Venezuelan Government Acquires Minority Share and Possible Board Seat in Globovisión

The Venezuelan government will place a representative on the Board of Directors of Globovisión, a major opposition-aligned television news station, President Hugo Chavez announced on Tuesday.


Mérida, July 21st 2010 ( – The Venezuelan government will place a representative on the Board of Directors of Globovisión, a major opposition-aligned television news station, President Hugo Chavez announced on Tuesday. The move is the result of a recent bank intervention through which the state acquired a 25.8% share in the station, according to the president.

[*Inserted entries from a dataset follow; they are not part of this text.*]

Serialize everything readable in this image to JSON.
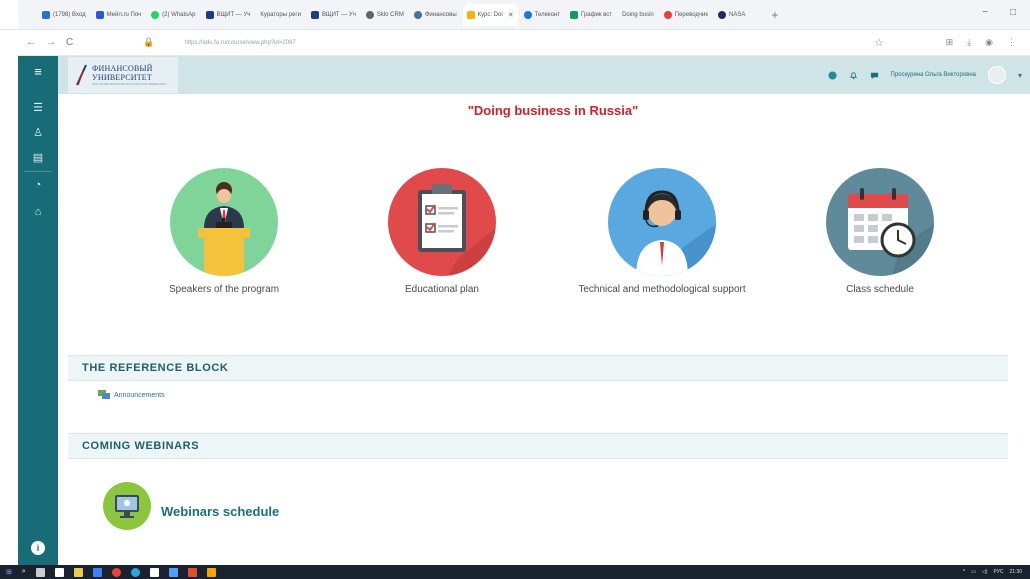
{
  "browser": {
    "tabs": [
      {
        "label": "(1798) Вход",
        "color": "#2b6fd6"
      },
      {
        "label": "Мейл.ru Поч",
        "color": "#2a5bd7"
      },
      {
        "label": "(2) WhatsAp",
        "color": "#25d366"
      },
      {
        "label": "ВЩИТ — Уч",
        "color": "#1e3a8a"
      },
      {
        "label": "Кураторы реги",
        "color": "#9aa0a6"
      },
      {
        "label": "ВЩИТ — Уч",
        "color": "#1e3a8a"
      },
      {
        "label": "Sklo CRM",
        "color": "#5c6670"
      },
      {
        "label": "Финансовы",
        "color": "#4a6fa5"
      },
      {
        "label": "Курс: Doi",
        "color": "#f4b400",
        "active": true
      },
      {
        "label": "Телеконт",
        "color": "#1a73e8"
      },
      {
        "label": "График вст",
        "color": "#0f9d58"
      },
      {
        "label": "Doing busin",
        "color": "#9aa0a6"
      },
      {
        "label": "Переводчик",
        "color": "#e94235"
      },
      {
        "label": "NASA",
        "color": "#1c2a6b"
      }
    ],
    "url": "https://edu.fa.ru/course/view.php?id=2087",
    "window_controls": [
      "−",
      "□"
    ]
  },
  "header": {
    "logo_line1": "ФИНАНСОВЫЙ",
    "logo_line2": "УНИВЕРСИТЕТ",
    "logo_sub": "ПРИ ПРАВИТЕЛЬСТВЕ РОССИЙСКОЙ ФЕДЕРАЦИИ",
    "user_name": "Проскурина Ольга Викторовна"
  },
  "main": {
    "title": "\"Doing business in Russia\"",
    "cards": [
      {
        "label": "Speakers of the program",
        "color": "#7fd49a"
      },
      {
        "label": "Educational plan",
        "color": "#e04a4a"
      },
      {
        "label": "Technical and methodological support",
        "color": "#5aa8e0"
      },
      {
        "label": "Class schedule",
        "color": "#5f8a9a"
      }
    ]
  },
  "reference_block": {
    "heading": "THE REFERENCE BLOCK",
    "link": "Announcements"
  },
  "webinars": {
    "heading": "COMING WEBINARS",
    "link": "Webinars schedule"
  },
  "taskbar": {
    "tray_lang": "РУС",
    "time": "21:30"
  }
}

On June 14th, the Superintendent of Banks took custody of the nation’s third largest bank, Banco Federal, after the bank failed to maintain minimum reserve levels and to meet legal quotas for productive sector investments. Shortly after the intervention, the bank’s president, Nelson Mezerhane, violated a travel prohibition and fled the country.

Mezerhane is the sole shareholder in the company Sindicato Avila, which holds a 20% stake in Globovisión. He is also the owner of a separate company that holds a 5.8% share of the station. Both of Mezerhane’s companies were taken over as part of the Banco Federal intervention. Chavez said this gives the state a minority share in Globovisión and the right to a seat on the Board of Directors.

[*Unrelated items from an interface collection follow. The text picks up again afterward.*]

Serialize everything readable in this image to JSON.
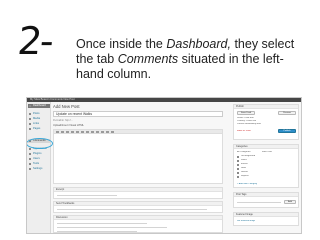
{
  "slide": {
    "step_number": "2-",
    "instruction_prefix": "Once inside the ",
    "instruction_em_1": "Dashboard,",
    "instruction_mid": " they select the tab ",
    "instruction_em_2": "Comments",
    "instruction_suffix": " situated in the left-hand column."
  },
  "screenshot": {
    "admin_bar_text": "My Sites   Beacon  Comments  New Post",
    "sidebar_items": [
      {
        "label": "Dashboard",
        "style": "header"
      },
      {
        "label": "Posts",
        "style": "normal"
      },
      {
        "label": "Media",
        "style": "normal"
      },
      {
        "label": "Links",
        "style": "normal"
      },
      {
        "label": "Pages",
        "style": "normal"
      },
      {
        "label": "Comments",
        "style": "active"
      },
      {
        "label": "Appearance",
        "style": "normal"
      },
      {
        "label": "Plugins",
        "style": "normal"
      },
      {
        "label": "Users",
        "style": "normal"
      },
      {
        "label": "Tools",
        "style": "normal"
      },
      {
        "label": "Settings",
        "style": "normal"
      }
    ],
    "page_title": "Add New Post",
    "post_title_value": "Update on recent Walks",
    "permalink": "Permalink: http://...",
    "editor_header": "Upload/Insert   Visual  HTML",
    "boxes": {
      "excerpt": "Excerpt",
      "send_trackbacks": "Send Trackbacks",
      "discussion": "Discussion"
    },
    "right": {
      "publish_title": "Publish",
      "save_draft": "Save Draft",
      "preview": "Preview",
      "status": "Status: Draft  Edit",
      "visibility": "Visibility: Public  Edit",
      "publish_immediately": "Publish immediately  Edit",
      "move_to_trash": "Move to Trash",
      "publish_button": "Publish",
      "categories_title": "Categories",
      "all_categories": "All Categories",
      "most_used": "Most Used",
      "category_items": [
        "Uncategorized",
        "Walks",
        "Events",
        "News",
        "Notices",
        "Reports"
      ],
      "add_category": "+ Add New Category",
      "tags_title": "Post Tags",
      "add_button": "Add",
      "featured_title": "Featured Image",
      "set_featured": "Set featured image"
    }
  }
}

“Mezerhane has a company that has been intervened in, that has 20% of the shares of Globovisión and another company that has 5.8%… Now in the next few days the Intervention Committee at the Banco Federal is obligated… to designate a representative on the Board of Directors of Globovisión because now we have 25.8% of shares,” said Chavez during an event in Caracas.  

Chavez recommended either Mario Silva or Alberto Nolia, both of whom are hosts of well-known political talk shows on the state television station, for the post.

The state may also acquire the 20% share of Globovisión that was owned by Luis Nuñez, the co-founder of Globovisión and former editor of the national daily El Universal who passed away in April 2007, since the law stipulates that media concessions are not inheritable property, Chavez said.

Globovisión responded in a statement explaining that new board members must be approved by 55% or more of the company’s share holders in an assembly vote. Considering this, even if the government ends up with 45.8% of the shares by acquiring Mr. Nuñez’s share, it still will not have a guaranteed spot on the Board of Directors. 

“Beyond the persons who may be sitting on the Board of Directors, the editorial line of Globovisión does not have a percentage of shares,” Globovisión’s statement added.

Globovisión, a privately-owned station that broadcasts on a public concession, emits news and political commentary that has in the past defended the interests of the business class, including fierce criticism of Chavez’s socialist policies, calls to overthrow the government, and insinuated threats to assassinate the president.

The station also aided the botched attempt to overthrow the democratically-elected president in April 2002 by manipulating images in order to justify the military coup on false pretenses. Mezerhane, a close political ally of Globovisión’s directorate, is a suspect in the 2004 car bomb murder of Danilo Anderson, a national investigator who was building a case against opposition leaders suspected of involvement in the April 2002 coup.

In recent years, Globovisión has clashed with the government’s efforts to make the privately owned media more accountable and to reduce the concentration of media ownership. Globovisión and its opposition political allies call the government’s efforts an attack on free speech.   

The government’s media policy is based on the Law on Social Responsibility in Radio and Television, which establishes standards and ratings for programs, prohibits inflammatory content, places limits on commercial advertising, and requires stations to broadcast important government announcements. Also, the National Telecommunications Commission has increased its financial and logistical support to small-scale and community-based media, mainly local radio stations and independent producers.

The government opened a national investigation of Globovisión in June 2009 for the station’s alleged violations of the media law and abuse of its public broadcasting concession. This year, state authorities issued an arrest warrant for Globovisión’s owner, Guillermo Zuloaga, and his son on charges of usury and illegal hoarding of luxury vehicles in connection with their car dealership. Zuloaga later fled to the United States.

Opposition-aligned media outlets continue to dominate the majority of the Venezuelan media spectrum despite the state’s expansion of its media presence. Many of these receive U.S. government funding and say the Chavez government is applying the law selectively as a means to persecute political opponents.

International agencies including the Inter-American Human Rights Commission of the Organization of American States and the U.S.-based non-government organization Human Rights Watch have followed the opposition’s lead and accused the Venezuelan government of violating freedom of speech.